Count the lines below that include the word "preview" and write that number alone.

(Records from a collection)

○ ○ ○

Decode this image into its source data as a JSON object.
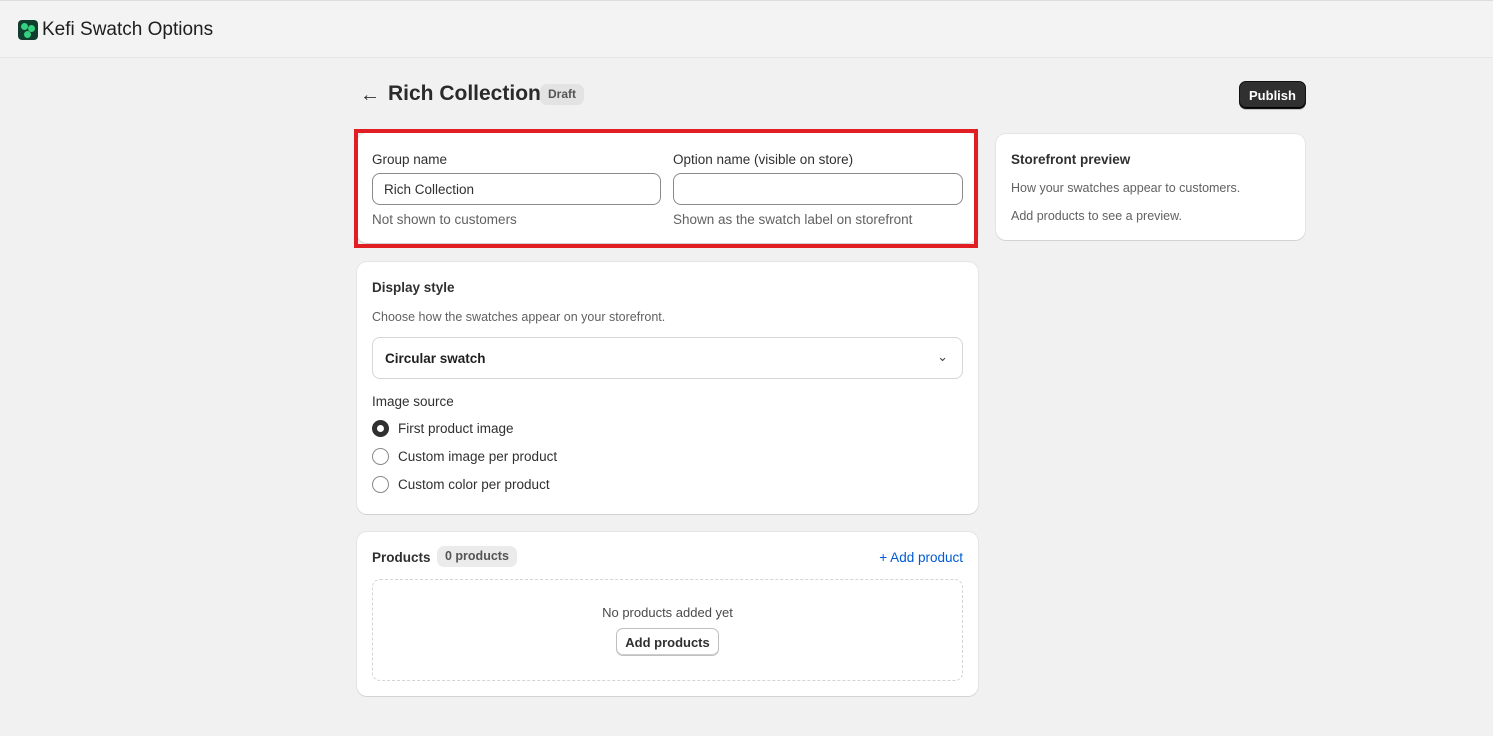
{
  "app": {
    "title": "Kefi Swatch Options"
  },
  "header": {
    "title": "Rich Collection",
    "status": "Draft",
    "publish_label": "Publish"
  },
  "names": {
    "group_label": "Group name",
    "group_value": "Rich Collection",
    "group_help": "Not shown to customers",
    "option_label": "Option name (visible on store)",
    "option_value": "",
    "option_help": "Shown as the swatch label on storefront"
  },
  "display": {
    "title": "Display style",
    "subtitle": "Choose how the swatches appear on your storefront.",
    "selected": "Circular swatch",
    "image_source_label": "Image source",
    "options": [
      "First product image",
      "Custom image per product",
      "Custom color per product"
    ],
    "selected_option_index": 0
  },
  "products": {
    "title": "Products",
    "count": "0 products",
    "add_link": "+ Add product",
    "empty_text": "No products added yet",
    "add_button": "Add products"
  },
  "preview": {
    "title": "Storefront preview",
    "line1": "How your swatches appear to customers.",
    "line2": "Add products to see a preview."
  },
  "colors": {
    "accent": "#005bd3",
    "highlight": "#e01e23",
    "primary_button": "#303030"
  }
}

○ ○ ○

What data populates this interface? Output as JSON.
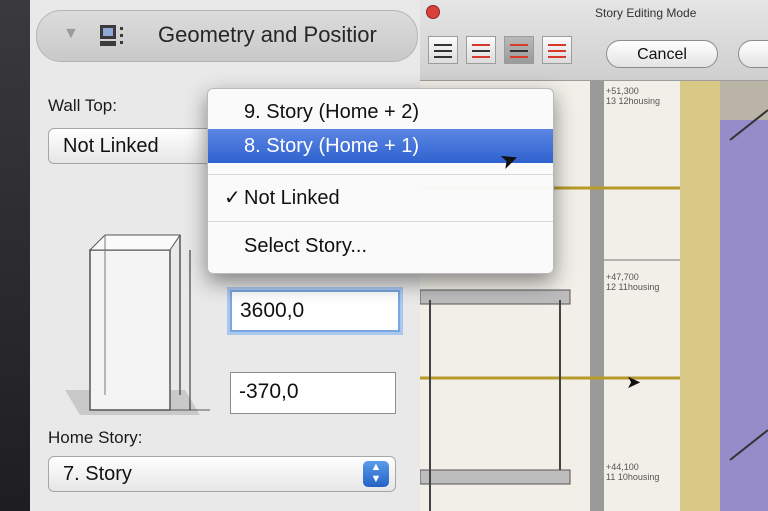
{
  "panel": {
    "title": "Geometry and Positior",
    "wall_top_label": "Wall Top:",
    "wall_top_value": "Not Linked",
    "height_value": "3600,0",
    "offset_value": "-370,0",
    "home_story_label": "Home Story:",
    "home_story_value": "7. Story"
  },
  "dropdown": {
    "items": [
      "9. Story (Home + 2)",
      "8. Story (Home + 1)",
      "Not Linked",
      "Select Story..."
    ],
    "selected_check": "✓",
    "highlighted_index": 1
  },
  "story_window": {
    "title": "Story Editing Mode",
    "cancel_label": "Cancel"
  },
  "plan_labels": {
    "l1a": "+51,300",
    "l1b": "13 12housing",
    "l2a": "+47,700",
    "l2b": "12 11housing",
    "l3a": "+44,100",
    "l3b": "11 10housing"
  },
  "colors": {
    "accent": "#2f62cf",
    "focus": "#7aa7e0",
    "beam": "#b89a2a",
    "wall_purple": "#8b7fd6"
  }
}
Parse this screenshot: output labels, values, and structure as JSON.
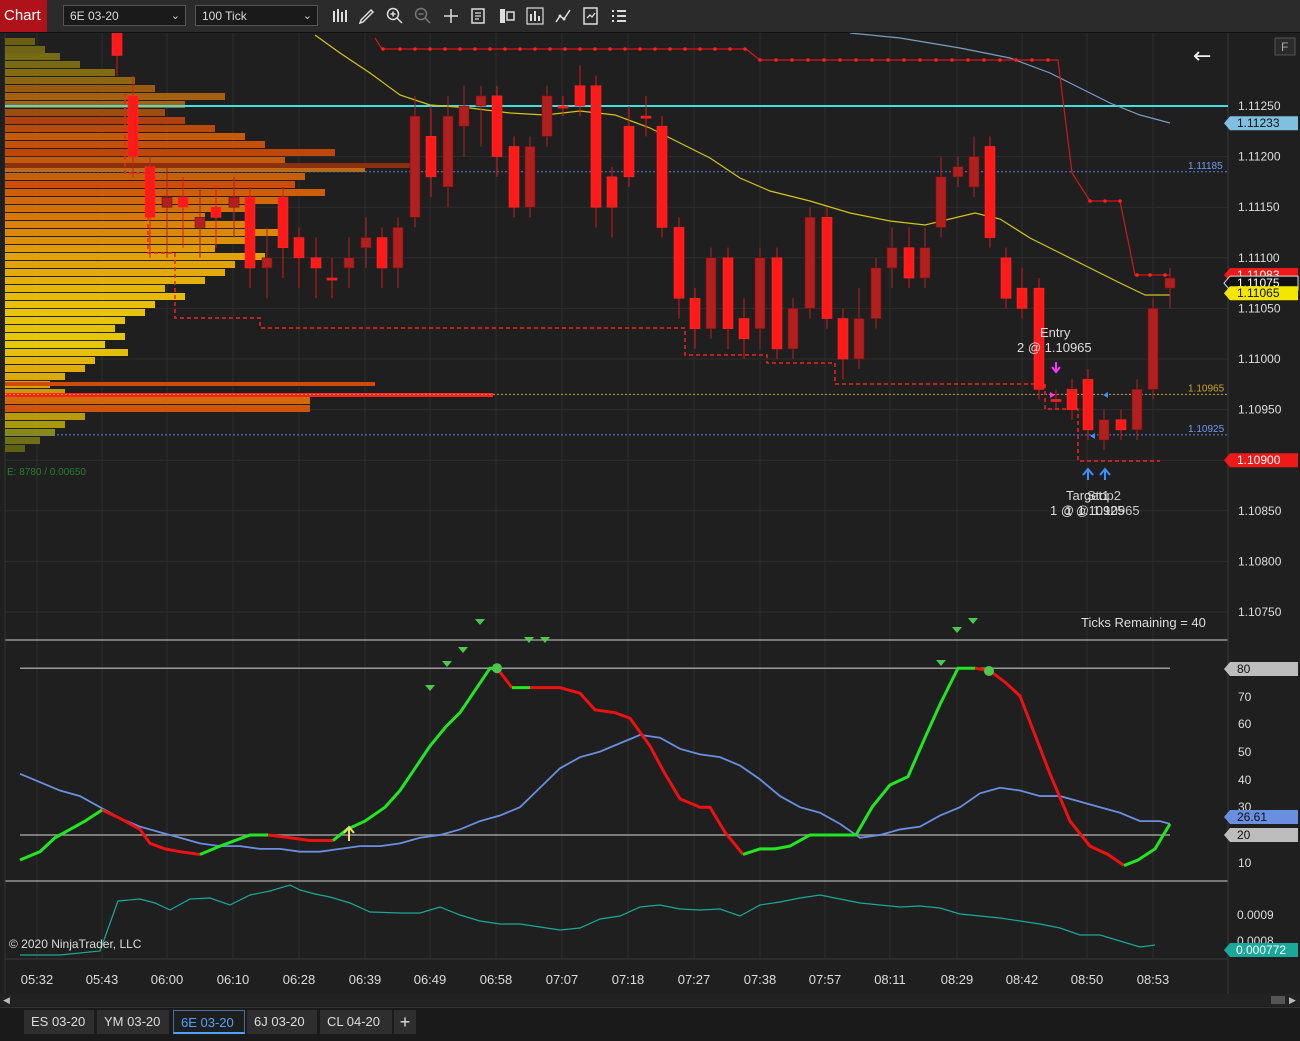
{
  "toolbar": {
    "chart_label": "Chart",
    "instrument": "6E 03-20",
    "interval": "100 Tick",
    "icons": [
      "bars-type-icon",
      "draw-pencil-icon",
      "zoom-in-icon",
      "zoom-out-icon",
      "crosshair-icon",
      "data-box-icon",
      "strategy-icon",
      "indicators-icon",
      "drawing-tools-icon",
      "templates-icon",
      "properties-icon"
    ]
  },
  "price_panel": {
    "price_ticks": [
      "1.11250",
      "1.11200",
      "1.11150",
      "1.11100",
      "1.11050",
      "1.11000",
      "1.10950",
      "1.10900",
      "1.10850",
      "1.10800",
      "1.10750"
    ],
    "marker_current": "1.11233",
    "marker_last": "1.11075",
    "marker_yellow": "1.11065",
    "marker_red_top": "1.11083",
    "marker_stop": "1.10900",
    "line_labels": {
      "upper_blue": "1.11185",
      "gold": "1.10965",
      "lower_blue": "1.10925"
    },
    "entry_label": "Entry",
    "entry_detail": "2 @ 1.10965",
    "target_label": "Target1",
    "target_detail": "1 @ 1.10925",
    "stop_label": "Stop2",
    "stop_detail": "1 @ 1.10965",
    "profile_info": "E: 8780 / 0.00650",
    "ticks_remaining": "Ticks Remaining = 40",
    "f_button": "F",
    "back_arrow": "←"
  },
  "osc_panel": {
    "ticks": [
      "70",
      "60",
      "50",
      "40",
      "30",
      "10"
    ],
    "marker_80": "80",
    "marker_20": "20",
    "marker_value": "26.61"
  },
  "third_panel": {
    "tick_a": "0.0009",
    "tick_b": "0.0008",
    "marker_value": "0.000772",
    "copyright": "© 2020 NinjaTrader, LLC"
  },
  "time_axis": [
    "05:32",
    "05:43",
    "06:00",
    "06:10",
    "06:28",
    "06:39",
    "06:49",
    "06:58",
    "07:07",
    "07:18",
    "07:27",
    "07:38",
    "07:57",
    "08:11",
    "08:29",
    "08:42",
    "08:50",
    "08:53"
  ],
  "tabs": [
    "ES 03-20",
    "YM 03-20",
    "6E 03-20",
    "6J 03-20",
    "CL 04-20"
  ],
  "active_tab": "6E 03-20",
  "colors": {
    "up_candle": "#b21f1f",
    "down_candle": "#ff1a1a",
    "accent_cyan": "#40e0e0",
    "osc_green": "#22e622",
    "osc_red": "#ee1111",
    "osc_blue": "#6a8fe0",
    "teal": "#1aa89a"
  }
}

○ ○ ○

_Your response_.
3